Will the industrial revolution eventually sweep through these once tribal lands leaving monolithic industrial states in its wake? My reasons for saying that it won't are firstly that the natures of individual African people do not take to the automation of the factory or to blind obedience to the bosses. Industry might well come in the home craft tradition of the tribe, or in a form, as I have suggested, like that of the kibbutz. Secondly: a land which has for colonial centuries remained a supplier of raw materials will most likely continue in the primary industry tradition and will therefore remain conservative. What will change will be that the African continent will take less and less of the manufactured products of the northern countries. The communal settlement will be ideal to supply the basic needs for manufactured goods, to be self-subsistent and to satisfy the African desire to be rooted to the soil, and at the same time, to be his own master in a small agricultural-cum-industrial community.

Let's carry the thing to its logical conclusion. Suppose you do win your freedom. It is bound to be on the basis of black versus white, the latter being in power And all your talk about not being anti-white — in a multi-racial setting — is just so much tongue-in-cheek stuff. In a Ghanaian or Nigerian setting, nationalism has taken the form of Africanism since the Colonial power abdicated: it is now simply a feeling of being African, and being anti-white is irrelevant.

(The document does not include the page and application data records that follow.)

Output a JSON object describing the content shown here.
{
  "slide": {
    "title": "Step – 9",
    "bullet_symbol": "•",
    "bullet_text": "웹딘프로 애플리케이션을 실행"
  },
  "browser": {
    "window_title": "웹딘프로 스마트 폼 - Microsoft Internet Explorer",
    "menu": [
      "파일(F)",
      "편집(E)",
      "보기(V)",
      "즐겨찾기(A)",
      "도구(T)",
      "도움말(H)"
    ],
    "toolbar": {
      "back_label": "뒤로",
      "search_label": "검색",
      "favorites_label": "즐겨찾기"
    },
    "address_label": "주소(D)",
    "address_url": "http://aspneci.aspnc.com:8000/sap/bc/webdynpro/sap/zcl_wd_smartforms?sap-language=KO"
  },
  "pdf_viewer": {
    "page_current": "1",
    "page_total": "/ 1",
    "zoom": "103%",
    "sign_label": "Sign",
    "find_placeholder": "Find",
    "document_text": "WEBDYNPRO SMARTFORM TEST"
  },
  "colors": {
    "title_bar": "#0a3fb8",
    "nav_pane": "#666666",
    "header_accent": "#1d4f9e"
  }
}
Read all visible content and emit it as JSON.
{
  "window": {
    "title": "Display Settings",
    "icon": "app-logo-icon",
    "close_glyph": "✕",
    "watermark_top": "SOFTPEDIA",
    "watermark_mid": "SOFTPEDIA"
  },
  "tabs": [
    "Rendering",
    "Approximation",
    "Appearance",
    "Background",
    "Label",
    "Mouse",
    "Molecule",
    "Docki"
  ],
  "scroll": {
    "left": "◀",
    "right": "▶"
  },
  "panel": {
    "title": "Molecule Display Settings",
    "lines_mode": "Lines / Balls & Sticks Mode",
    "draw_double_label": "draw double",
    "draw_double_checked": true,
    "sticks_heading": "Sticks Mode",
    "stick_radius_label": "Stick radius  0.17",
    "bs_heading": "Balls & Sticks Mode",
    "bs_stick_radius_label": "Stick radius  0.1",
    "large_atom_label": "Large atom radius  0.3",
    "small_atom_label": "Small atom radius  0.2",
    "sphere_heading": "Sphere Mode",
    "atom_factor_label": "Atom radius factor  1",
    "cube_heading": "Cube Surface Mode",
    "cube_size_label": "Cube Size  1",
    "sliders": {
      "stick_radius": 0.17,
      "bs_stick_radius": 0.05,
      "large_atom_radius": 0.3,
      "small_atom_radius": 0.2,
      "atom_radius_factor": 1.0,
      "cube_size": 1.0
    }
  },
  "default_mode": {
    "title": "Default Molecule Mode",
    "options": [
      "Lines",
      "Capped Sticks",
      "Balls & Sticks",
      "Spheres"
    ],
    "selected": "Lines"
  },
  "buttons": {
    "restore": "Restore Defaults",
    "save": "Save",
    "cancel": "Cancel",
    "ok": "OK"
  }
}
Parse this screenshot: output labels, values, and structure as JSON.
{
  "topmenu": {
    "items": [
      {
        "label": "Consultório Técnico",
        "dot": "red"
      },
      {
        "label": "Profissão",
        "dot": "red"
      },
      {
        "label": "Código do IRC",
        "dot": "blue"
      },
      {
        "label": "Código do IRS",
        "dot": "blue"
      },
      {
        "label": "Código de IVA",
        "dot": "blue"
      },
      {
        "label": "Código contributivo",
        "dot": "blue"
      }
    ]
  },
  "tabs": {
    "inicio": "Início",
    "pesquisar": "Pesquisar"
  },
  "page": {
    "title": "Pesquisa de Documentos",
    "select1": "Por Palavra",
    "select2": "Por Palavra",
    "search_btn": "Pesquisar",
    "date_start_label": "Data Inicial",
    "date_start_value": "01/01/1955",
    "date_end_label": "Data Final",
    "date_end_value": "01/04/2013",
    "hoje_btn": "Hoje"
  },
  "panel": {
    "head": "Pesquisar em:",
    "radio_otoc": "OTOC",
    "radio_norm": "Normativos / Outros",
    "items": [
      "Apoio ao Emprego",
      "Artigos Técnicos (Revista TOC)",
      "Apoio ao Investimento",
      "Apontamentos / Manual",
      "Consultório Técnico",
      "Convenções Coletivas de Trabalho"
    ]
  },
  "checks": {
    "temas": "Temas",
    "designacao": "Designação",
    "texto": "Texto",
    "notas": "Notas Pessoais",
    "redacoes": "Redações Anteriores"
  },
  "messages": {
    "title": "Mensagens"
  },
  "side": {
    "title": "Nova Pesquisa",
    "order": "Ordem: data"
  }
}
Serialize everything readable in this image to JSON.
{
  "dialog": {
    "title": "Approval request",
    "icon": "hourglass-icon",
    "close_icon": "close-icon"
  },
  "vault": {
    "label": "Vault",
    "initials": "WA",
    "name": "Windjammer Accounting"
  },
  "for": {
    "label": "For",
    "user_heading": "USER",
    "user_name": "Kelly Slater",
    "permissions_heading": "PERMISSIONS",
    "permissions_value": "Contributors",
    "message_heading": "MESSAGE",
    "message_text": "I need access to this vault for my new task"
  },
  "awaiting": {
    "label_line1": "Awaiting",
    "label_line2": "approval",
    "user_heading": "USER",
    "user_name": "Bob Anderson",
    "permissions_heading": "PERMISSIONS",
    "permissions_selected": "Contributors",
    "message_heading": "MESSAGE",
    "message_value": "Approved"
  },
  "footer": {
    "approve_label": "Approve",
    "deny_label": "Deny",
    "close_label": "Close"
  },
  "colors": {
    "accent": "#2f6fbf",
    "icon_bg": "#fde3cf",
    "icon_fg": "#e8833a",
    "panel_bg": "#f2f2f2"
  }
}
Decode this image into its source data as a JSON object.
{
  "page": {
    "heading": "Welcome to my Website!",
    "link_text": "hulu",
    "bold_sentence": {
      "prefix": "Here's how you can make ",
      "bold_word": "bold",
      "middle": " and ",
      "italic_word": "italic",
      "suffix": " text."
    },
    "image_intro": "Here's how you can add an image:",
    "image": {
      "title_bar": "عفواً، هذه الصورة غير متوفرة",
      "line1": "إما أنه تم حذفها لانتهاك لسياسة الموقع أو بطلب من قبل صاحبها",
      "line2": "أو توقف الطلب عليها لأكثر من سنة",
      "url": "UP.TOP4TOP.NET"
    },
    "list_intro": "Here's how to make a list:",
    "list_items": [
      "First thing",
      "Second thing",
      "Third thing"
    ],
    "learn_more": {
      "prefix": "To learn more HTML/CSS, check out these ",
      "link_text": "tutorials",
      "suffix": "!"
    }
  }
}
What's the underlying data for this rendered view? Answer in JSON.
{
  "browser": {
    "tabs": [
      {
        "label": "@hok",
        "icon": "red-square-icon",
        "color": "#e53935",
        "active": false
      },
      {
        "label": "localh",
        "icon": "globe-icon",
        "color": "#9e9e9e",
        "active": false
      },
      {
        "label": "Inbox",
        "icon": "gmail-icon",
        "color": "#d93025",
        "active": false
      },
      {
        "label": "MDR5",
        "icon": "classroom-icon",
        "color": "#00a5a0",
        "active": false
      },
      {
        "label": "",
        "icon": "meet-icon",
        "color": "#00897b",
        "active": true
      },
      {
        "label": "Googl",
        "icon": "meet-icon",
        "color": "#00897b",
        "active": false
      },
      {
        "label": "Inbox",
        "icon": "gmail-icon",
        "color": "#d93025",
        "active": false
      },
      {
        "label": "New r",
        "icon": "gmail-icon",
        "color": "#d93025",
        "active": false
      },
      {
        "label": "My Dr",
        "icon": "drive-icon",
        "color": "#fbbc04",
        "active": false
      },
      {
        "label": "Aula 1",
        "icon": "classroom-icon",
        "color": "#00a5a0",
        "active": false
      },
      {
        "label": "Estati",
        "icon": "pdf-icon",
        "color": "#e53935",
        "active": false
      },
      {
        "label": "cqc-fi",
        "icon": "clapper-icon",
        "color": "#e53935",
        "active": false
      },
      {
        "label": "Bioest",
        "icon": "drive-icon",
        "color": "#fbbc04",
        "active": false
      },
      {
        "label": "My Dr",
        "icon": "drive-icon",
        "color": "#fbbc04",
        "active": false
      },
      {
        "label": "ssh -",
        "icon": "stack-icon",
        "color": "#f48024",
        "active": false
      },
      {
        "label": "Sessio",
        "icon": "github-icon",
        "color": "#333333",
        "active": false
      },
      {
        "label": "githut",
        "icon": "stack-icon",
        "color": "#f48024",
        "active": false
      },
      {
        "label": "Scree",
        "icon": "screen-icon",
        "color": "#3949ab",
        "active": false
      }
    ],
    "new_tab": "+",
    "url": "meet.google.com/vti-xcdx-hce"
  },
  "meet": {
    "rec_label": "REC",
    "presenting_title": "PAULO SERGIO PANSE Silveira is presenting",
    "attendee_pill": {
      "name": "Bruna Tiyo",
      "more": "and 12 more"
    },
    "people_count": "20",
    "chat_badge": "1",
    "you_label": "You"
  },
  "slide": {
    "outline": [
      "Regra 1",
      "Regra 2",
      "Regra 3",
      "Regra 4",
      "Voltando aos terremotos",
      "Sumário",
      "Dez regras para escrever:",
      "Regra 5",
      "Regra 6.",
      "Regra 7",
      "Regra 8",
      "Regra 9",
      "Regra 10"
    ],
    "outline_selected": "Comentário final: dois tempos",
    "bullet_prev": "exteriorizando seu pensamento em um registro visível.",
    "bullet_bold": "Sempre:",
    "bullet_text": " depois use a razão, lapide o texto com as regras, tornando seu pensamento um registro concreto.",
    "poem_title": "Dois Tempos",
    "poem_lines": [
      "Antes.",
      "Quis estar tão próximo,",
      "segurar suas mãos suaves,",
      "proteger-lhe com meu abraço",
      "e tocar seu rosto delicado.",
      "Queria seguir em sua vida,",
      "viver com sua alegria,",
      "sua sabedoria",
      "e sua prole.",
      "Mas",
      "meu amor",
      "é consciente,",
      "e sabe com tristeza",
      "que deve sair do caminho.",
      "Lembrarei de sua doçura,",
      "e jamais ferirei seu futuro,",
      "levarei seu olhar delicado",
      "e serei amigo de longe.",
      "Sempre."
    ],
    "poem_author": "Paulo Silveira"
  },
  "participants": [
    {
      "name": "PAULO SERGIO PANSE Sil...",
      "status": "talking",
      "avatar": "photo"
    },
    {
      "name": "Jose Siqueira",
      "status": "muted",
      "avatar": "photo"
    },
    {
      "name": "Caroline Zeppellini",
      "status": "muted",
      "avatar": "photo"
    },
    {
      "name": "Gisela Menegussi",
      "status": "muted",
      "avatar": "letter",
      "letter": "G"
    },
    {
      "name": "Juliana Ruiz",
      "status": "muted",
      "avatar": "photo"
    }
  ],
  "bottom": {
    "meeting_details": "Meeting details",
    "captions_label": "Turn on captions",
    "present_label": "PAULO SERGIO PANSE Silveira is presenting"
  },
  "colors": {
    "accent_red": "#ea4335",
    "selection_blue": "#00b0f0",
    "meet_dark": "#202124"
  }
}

Here, then, you have both the reality and unreality of the position of the Afrikaans and African nationalists (to go back to that awkward terminological distinction!). Paradoxically, the African nationalists do not really present a challenge to the Afrikaans. What does present a challenge is an organisation that consists either in close association or in an alliance of black, white Indian and Coloured. Such a body constituted a negation of the Afrikaans' theory of separateness, their medieval clannishness.
What about the non-nationalist — like me? The apparent unreality of my position lies in what turns out now to be an endeavour on my part to civilize a large mob of white tribalists whose every act or attitude is motivated by the primitive instinct of fear …
The pain of not being nationalists lies in the cold realism of it. We are aiming at a common society and to prove that multi-racial societies can thrive and become a glorious reality in Africa. The black nationalist in a multi-racial context appeals not only to the most dangerous, because corroding, element of human nature among his people but also to the worst hedgehog qualities of those who would like to crush him. He, of all people, should know this because the Afrikaans nationalist has all through the years been evoking the same response among his own people and from our side. We have watched the Afrikaans and the Natal English shrink and shrivel up within their tribal cocoons; we have seen their minds grow pettier and pettier; we have seen them become more and more barbarous. Yes, they taught us violence, mental and physical, into the bargain. And the decay has not ceased.
—EZEKIEL MPHAHLELE: "The African Image."